The Department of Homeland Security developed a listexternal iconexternal icon of essential critical infrastructure workers to help state and local officials as they work to protect their communities, while ensuring continuity of functions critical to public health and safety as well as economic and national security. State and local officials make the final determinations for their jurisdictions about critical infrastructure workers.

Functioning critical infrastructure is imperative during the response to the COVID-19 emergency, for both public health and safety as well as community well-being. When continuous remote work is not possible, critical infrastructure businesses should use strategies to reduce the likelihood of spreading the disease. This includes, but is not necessarily limited to, separating staff by off-setting shift hours or days and implementing social distancing. These steps can preserve and protect the workforce and allow operations to continue.

To ensure continuity of operations of essential functions, CDC advises that critical infrastructure workers may be permitted to continue work following potential exposure to COVID-19, provided they remain asymptomatic and additional precautions are implemented to protect them and the community. Critical infrastructure businesses have an obligation to limit, to the extent possible, the reintegration of in-person workers who have experienced an exposure to COVID-19 but remain symptom-free in ways that best protect the health of the worker, their co-workers, and the general public.

An analysis of core job tasks and workforce availability at worksites can allow the employer to match core activities to other equally skilled and available in-person workers who have not been exposed to the virus. Critical infrastructure workers who have been exposed but remain symptom-free and must return to in-person work should adhere to the following practices before and during their work shift:

  • Pre-screen for symptoms
  • Monitor regularly for symptoms
  • Wear a face mask
  • Practice social distancing
  • Clean and disinfect workspaces

Sick employees should be sent home and should not return to the workplace until they have met the criteria to discontinue home isolation.

See Implementing Safety Practices for Critical Infrastructure Workers Who May Have Had Exposure to a Person with Suspected or Confirmed COVID-19 for more information.

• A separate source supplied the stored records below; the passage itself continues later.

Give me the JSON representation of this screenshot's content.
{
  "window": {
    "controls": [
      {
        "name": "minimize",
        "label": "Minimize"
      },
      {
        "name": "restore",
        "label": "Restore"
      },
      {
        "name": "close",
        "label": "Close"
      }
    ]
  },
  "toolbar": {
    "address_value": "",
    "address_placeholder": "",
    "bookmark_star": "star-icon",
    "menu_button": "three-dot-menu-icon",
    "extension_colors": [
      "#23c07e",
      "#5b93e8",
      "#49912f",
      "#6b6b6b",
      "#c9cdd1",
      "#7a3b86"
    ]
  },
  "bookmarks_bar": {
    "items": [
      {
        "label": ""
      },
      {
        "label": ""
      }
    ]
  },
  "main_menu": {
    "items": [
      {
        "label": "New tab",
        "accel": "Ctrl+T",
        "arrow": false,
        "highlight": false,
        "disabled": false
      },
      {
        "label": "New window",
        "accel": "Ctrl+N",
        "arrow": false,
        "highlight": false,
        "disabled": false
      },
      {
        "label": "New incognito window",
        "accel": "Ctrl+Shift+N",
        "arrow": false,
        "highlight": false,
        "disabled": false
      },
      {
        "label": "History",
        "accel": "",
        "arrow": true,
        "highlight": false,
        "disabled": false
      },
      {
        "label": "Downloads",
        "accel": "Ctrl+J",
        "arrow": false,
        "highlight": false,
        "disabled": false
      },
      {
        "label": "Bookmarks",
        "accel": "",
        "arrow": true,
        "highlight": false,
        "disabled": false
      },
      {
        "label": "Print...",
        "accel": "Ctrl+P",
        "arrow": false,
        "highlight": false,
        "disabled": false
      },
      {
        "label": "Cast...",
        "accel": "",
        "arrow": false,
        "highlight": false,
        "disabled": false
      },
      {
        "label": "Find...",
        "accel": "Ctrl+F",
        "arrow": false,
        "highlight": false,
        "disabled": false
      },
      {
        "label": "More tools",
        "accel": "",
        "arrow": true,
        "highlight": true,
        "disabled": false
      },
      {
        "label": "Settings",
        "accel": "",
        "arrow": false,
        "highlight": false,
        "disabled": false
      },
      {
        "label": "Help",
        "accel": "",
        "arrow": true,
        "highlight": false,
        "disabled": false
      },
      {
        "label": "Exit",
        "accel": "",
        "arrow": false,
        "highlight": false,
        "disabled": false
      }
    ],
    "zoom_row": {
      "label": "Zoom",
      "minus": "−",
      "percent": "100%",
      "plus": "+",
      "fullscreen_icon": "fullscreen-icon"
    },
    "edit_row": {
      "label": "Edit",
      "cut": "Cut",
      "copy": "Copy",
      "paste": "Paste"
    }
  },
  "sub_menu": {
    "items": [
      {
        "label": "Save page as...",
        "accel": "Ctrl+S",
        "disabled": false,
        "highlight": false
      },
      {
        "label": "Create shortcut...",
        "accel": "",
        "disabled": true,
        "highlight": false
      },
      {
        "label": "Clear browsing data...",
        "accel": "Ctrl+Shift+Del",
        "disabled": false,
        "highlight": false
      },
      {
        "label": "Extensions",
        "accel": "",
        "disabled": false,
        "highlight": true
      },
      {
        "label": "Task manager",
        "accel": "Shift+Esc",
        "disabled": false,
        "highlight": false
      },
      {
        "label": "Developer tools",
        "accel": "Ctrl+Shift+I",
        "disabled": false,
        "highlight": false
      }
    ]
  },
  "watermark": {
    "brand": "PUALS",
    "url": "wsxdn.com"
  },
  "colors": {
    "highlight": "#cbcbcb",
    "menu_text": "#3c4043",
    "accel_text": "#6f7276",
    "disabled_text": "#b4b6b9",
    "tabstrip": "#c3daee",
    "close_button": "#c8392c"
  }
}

CDC has guidance for first responders and law enforcement as well as a series of fact sheets for specific critical infrastructure worker groups. Unless otherwise specified, the CDC interim guidance for businesses and employers applies to critical infrastructure workplaces as well.